Saturday, September 26, 2009

Inside Out - A Sermon

First of all, it’s good to be home. Three weeks is a long time. But while we were away, we had virtually no internet access and watched almost no TV. Okay, we watched George Lopez and iCarly at the hotel, but that’s it. And the Weather Channel, but that’s it, really.

The point is, speaking for myself, I felt separated from all the cares and concerns that I normally get caught up in on a day to day basis. It felt good. Of course, then we got back and checked in with the newspapers and -- voila -- the Health Care debate. Oh yeah, I’d forgotten about that.

If you listen to people in this debate, it’s clear that it’s a big deal. I do not want to minimize its importance because health care certainly is a vital issue. But thinking about our physical health brought me to another reflection. Despite the quality of health care we eventually end up with, we’re all still going to die.

It’s just like that food the Pharisees were all upset about (and my grandma might have been a Pharisee because she was constantly yelling at us to wash our hands before we ate). They talked about cleanliness and ritual purity. Today we talk about health. But just as surely as you can be clean on the outside yet dirty on the inside, so you can be physically healthy while still being spiritually dying.

That may have been Jesus’ point. We can follow all those traditions, but in the end, it’s not about which rules we followed to the letter. All of the religious rituals upheld by the Pharisees and scribes may have a place or a purpose, but they are not what matters in the end. All the medicine that keeps us going longer has its place, but it too only affects our outsides, our physical self. Rather, it’s about what comes out of us that matters.

Notice what Jesus lists as those things coming out of us. Theft, murder, adultery, avarice, envy, slander, pride, and deceit to name a few. In short, they are all issues of how we treat each other. THAT is what matters -- to the Law, to Jesus, to God. It’s when we treat others as less than ourselves that we become dirty, that we start to die inside.

And the way to healing is to treat others near and far with love. As James says, we are “to care for orphans and widows in their distress,” for starters. That’s nothing new for us, is it?

But it’s important to remind ourselves from time to time that there are more important things for us Episcopalians than getting the liturgy right. More important things than whether we’re using Rite I or Rite II, whether the music is upbeat or modern enough (or “traditional” enough -- and don’t get Jesus started on that word “tradition).

What’s important is what’s coming from our hearts.

I would venture to say that sometimes, when we just do good deeds out of a sense of duty or “tradition,” they might be empty gestures as well. Jesus really indicates here that our actions need to come from within - they reflect our spiritual health as it were. And while it’s not always easy to feel great even when you’re serving others, we can always ask ourselves why we’re doing it.

By this I’m thinking of those who do good deeds so they can look good. I suspect this might fall in the category of self-serving. It’s not enough merely to be a philanthropist but to do so from a position of love for others.
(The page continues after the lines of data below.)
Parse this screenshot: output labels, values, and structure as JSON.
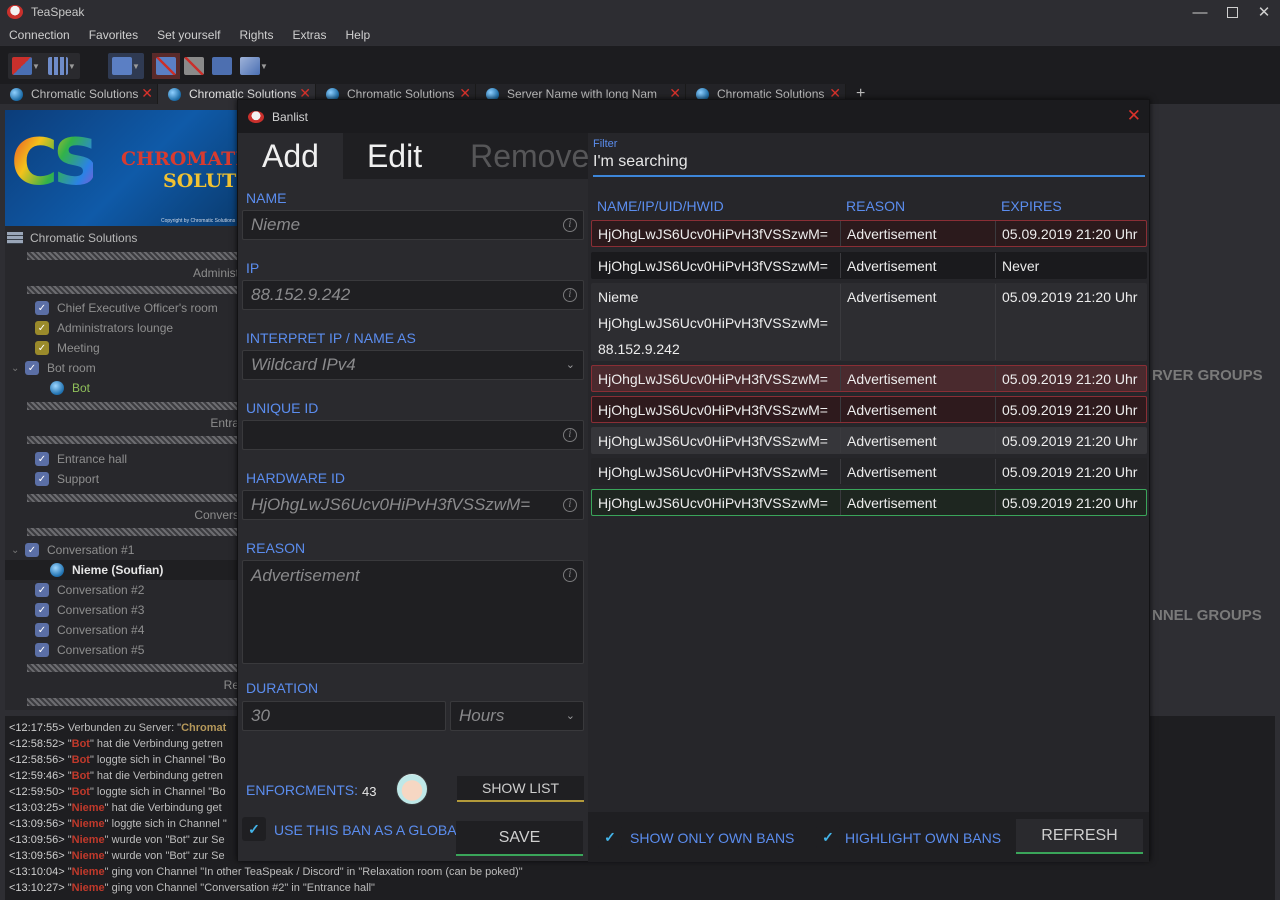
{
  "app": {
    "title": "TeaSpeak",
    "window_controls": {
      "minimize": "—",
      "maximize": "",
      "close": "✕"
    }
  },
  "menu": [
    "Connection",
    "Favorites",
    "Set yourself",
    "Rights",
    "Extras",
    "Help"
  ],
  "tabs": [
    {
      "label": "Chromatic Solutions",
      "active": false
    },
    {
      "label": "Chromatic Solutions",
      "active": true
    },
    {
      "label": "Chromatic Solutions",
      "active": false
    },
    {
      "label": "Server Name with long Name",
      "active": false
    },
    {
      "label": "Chromatic Solutions",
      "active": false
    }
  ],
  "tab_add": "+",
  "tree": {
    "banner": {
      "line1": "CHROMATIC",
      "line2": "SOLUTIONS",
      "copyright": "Copyright by Chromatic Solutions"
    },
    "server": "Chromatic Solutions",
    "spacer_admin": "Administ",
    "spacer_entrance": "Entra",
    "spacer_conv": "Convers",
    "spacer_re": "Re",
    "channels_admin": [
      "Chief Executive Officer's room",
      "Administrators lounge",
      "Meeting",
      "Bot room"
    ],
    "bot_client": "Bot",
    "channels_entrance": [
      "Entrance hall",
      "Support"
    ],
    "conv_first": "Conversation #1",
    "conv_client": "Nieme (Soufian)",
    "channels_conv": [
      "Conversation #2",
      "Conversation #3",
      "Conversation #4",
      "Conversation #5"
    ]
  },
  "background_panels": {
    "server_groups": "RVER GROUPS",
    "channel_groups": "NNEL GROUPS"
  },
  "log": [
    {
      "ts": "<12:17:55>",
      "rest": " Verbunden zu Server: \"",
      "hl": "Chromat",
      "hl_class": "gold",
      "tail": ""
    },
    {
      "ts": "<12:58:52>",
      "rest": " \"",
      "hl": "Bot",
      "hl_class": "red",
      "tail": "\" hat die Verbindung getren"
    },
    {
      "ts": "<12:58:56>",
      "rest": " \"",
      "hl": "Bot",
      "hl_class": "red",
      "tail": "\" loggte sich in Channel \"Bo"
    },
    {
      "ts": "<12:59:46>",
      "rest": " \"",
      "hl": "Bot",
      "hl_class": "red",
      "tail": "\" hat die Verbindung getren"
    },
    {
      "ts": "<12:59:50>",
      "rest": " \"",
      "hl": "Bot",
      "hl_class": "red",
      "tail": "\" loggte sich in Channel \"Bo"
    },
    {
      "ts": "<13:03:25>",
      "rest": " \"",
      "hl": "Nieme",
      "hl_class": "red",
      "tail": "\" hat die Verbindung get"
    },
    {
      "ts": "<13:09:56>",
      "rest": " \"",
      "hl": "Nieme",
      "hl_class": "red",
      "tail": "\" loggte sich in Channel \""
    },
    {
      "ts": "<13:09:56>",
      "rest": " \"",
      "hl": "Nieme",
      "hl_class": "red",
      "tail": "\" wurde von \"Bot\" zur Se"
    },
    {
      "ts": "<13:09:56>",
      "rest": " \"",
      "hl": "Nieme",
      "hl_class": "red",
      "tail": "\" wurde von \"Bot\" zur Se"
    },
    {
      "ts": "<13:10:04>",
      "rest": " \"",
      "hl": "Nieme",
      "hl_class": "red",
      "tail": "\" ging von Channel \"In other TeaSpeak / Discord\" in \"Relaxation room (can be poked)\""
    },
    {
      "ts": "<13:10:27>",
      "rest": " \"",
      "hl": "Nieme",
      "hl_class": "red",
      "tail": "\" ging von Channel \"Conversation #2\" in \"Entrance hall\""
    }
  ],
  "dialog": {
    "title": "Banlist",
    "close": "✕",
    "mode_tabs": {
      "add": "Add",
      "edit": "Edit",
      "remove": "Remove"
    },
    "form": {
      "name_label": "NAME",
      "name_placeholder": "Nieme",
      "ip_label": "IP",
      "ip_placeholder": "88.152.9.242",
      "interpret_label": "INTERPRET IP / NAME AS",
      "interpret_value": "Wildcard IPv4",
      "uid_label": "UNIQUE ID",
      "uid_placeholder": "",
      "hwid_label": "HARDWARE ID",
      "hwid_placeholder": "HjOhgLwJS6Ucv0HiPvH3fVSSzwM=",
      "reason_label": "REASON",
      "reason_placeholder": "Advertisement",
      "duration_label": "DURATION",
      "duration_value": "30",
      "duration_unit": "Hours",
      "enforcements_label": "ENFORCMENTS:",
      "enforcements_count": "43",
      "show_list": "SHOW LIST",
      "global_ban": "USE THIS BAN AS A GLOBAL BAN",
      "save": "SAVE"
    },
    "filter": {
      "label": "Filter",
      "value": "I'm searching"
    },
    "columns": {
      "name": "NAME/IP/UID/HWID",
      "reason": "REASON",
      "expires": "EXPIRES"
    },
    "rows": [
      {
        "name": "HjOhgLwJS6Ucv0HiPvH3fVSSzwM=",
        "reason": "Advertisement",
        "expires": "05.09.2019 21:20 Uhr",
        "style": "dark-red"
      },
      {
        "name": "HjOhgLwJS6Ucv0HiPvH3fVSSzwM=",
        "reason": "Advertisement",
        "expires": "Never",
        "style": "black"
      },
      {
        "name": "Nieme",
        "name2": "HjOhgLwJS6Ucv0HiPvH3fVSSzwM=",
        "name3": "88.152.9.242",
        "reason": "Advertisement",
        "expires": "05.09.2019 21:20 Uhr",
        "style": "grey-multi"
      },
      {
        "name": "HjOhgLwJS6Ucv0HiPvH3fVSSzwM=",
        "reason": "Advertisement",
        "expires": "05.09.2019 21:20 Uhr",
        "style": "red"
      },
      {
        "name": "HjOhgLwJS6Ucv0HiPvH3fVSSzwM=",
        "reason": "Advertisement",
        "expires": "05.09.2019 21:20 Uhr",
        "style": "dark-red"
      },
      {
        "name": "HjOhgLwJS6Ucv0HiPvH3fVSSzwM=",
        "reason": "Advertisement",
        "expires": "05.09.2019 21:20 Uhr",
        "style": "grey"
      },
      {
        "name": "HjOhgLwJS6Ucv0HiPvH3fVSSzwM=",
        "reason": "Advertisement",
        "expires": "05.09.2019 21:20 Uhr",
        "style": "dark"
      },
      {
        "name": "HjOhgLwJS6Ucv0HiPvH3fVSSzwM=",
        "reason": "Advertisement",
        "expires": "05.09.2019 21:20 Uhr",
        "style": "green"
      }
    ],
    "footer": {
      "show_own": "SHOW ONLY OWN BANS",
      "highlight_own": "HIGHLIGHT OWN BANS",
      "refresh": "REFRESH"
    },
    "colors": {
      "accent_blue": "#5b8def",
      "save_underline": "#3aa55a",
      "show_list_underline": "#b39a3a",
      "filter_underline": "#3d86d9"
    }
  }
}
On the other hand, St. James believed that by doing good -- not merely giving money but actually engaging with those in need -- our hearts could be transformed.

So, in a sense, while what comes out of us can defile, it can also nurture love and joy in others and consequently in ourselves. In other words, what comes out of us can heal us and purify us.

Which, I have to believe, is what would please God most. After all, look at that passage from the Song of Solomon. It’s about unbridled love, passion, joy. That, I believe, is how God wants us to approach him, and the best way to get there is to approach each other that way, too.